Data records:
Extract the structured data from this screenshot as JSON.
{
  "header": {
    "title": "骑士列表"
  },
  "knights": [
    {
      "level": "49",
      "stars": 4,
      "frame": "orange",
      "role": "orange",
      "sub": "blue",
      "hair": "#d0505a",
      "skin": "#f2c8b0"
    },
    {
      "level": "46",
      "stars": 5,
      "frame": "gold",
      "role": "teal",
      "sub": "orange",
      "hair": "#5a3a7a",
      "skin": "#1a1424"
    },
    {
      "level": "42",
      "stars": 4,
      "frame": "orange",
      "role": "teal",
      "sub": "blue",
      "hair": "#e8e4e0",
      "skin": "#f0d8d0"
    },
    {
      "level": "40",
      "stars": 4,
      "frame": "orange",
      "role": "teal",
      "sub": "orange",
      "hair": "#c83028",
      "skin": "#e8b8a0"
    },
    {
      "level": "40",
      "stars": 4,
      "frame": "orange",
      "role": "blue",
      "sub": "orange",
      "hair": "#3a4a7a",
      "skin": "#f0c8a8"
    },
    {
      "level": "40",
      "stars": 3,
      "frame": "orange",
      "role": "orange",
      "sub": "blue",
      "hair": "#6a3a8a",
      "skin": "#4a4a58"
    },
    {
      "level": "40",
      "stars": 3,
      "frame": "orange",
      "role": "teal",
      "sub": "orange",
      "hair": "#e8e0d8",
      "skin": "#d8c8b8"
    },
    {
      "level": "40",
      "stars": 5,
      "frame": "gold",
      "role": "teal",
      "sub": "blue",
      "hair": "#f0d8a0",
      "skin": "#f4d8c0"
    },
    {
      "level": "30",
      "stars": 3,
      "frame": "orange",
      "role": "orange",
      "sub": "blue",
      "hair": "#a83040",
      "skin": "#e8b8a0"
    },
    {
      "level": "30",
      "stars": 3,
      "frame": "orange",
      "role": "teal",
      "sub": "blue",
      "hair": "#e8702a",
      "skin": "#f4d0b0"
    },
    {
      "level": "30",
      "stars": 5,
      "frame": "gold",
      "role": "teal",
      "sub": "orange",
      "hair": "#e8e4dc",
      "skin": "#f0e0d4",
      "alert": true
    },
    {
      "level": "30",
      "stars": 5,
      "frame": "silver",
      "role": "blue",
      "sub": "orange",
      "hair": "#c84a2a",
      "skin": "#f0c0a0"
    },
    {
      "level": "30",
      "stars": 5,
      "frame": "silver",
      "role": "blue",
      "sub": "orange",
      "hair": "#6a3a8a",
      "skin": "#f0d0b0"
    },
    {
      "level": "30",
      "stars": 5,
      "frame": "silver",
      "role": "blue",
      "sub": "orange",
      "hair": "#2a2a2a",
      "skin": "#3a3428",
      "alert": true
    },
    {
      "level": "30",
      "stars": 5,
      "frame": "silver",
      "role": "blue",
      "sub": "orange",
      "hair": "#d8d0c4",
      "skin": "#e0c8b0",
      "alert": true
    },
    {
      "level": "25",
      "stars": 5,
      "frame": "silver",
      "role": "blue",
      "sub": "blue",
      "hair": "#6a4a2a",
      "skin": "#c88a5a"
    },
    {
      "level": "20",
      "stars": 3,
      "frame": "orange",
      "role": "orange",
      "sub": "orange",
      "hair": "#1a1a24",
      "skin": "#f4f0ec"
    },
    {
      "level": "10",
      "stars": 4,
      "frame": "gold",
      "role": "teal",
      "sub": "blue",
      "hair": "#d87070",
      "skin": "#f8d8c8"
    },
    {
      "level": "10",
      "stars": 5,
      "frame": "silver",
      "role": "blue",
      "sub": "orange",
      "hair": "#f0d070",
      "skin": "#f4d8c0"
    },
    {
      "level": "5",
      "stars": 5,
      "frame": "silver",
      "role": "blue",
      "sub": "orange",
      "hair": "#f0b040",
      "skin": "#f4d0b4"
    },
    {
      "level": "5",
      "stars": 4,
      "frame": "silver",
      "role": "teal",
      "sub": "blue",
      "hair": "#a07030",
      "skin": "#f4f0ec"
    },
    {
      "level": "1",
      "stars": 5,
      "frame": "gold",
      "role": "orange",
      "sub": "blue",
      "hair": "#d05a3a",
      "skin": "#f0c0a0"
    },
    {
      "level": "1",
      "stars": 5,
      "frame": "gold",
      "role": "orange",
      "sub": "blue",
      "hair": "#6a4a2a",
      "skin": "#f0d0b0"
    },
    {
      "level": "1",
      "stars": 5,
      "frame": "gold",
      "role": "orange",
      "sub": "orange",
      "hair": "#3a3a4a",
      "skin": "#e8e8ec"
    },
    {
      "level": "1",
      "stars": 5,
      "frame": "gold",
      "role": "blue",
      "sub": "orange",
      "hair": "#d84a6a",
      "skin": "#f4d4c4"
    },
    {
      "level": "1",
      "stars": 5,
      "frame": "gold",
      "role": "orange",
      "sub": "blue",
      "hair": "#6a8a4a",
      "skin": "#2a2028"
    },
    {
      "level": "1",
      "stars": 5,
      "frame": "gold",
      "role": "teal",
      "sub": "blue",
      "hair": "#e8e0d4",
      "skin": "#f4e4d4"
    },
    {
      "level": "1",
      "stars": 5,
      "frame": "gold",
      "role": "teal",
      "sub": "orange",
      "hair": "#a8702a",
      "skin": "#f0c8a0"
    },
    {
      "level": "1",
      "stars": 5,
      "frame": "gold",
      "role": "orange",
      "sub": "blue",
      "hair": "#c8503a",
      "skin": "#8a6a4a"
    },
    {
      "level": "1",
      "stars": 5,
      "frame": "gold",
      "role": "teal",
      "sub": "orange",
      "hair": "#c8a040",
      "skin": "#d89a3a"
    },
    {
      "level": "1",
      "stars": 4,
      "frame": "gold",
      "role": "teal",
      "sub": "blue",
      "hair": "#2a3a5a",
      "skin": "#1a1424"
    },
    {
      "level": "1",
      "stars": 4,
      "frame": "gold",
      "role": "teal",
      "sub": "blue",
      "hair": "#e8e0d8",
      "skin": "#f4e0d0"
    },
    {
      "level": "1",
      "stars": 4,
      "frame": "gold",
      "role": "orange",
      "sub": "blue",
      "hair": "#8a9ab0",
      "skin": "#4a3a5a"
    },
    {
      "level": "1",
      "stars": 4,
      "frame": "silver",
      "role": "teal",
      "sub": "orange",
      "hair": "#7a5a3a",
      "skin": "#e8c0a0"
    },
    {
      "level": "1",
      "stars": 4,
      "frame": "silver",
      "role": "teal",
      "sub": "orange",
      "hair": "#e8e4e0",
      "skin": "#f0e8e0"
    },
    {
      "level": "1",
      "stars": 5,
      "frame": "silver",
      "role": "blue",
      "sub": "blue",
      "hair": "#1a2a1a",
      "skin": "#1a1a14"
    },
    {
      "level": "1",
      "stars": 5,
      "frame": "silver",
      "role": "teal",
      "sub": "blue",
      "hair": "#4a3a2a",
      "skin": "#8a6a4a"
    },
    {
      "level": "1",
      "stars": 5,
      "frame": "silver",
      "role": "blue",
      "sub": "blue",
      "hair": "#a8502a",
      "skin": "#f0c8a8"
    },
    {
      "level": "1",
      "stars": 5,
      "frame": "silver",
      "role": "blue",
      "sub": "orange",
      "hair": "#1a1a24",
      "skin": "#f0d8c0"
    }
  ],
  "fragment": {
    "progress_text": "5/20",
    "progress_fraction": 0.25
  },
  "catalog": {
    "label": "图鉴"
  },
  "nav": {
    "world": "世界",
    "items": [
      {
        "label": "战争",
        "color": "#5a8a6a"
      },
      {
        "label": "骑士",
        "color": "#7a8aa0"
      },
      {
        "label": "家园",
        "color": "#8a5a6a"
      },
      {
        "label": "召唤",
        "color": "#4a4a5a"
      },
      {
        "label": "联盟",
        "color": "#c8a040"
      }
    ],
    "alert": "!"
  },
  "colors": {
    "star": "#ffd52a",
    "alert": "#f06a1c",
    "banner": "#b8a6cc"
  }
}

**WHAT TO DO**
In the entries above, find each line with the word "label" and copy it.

**EXERCISE ANSWER**
    "label": "图鉴"
        "label": "战争",
        "label": "骑士",
        "label": "家园",
        "label": "召唤",
        "label": "联盟",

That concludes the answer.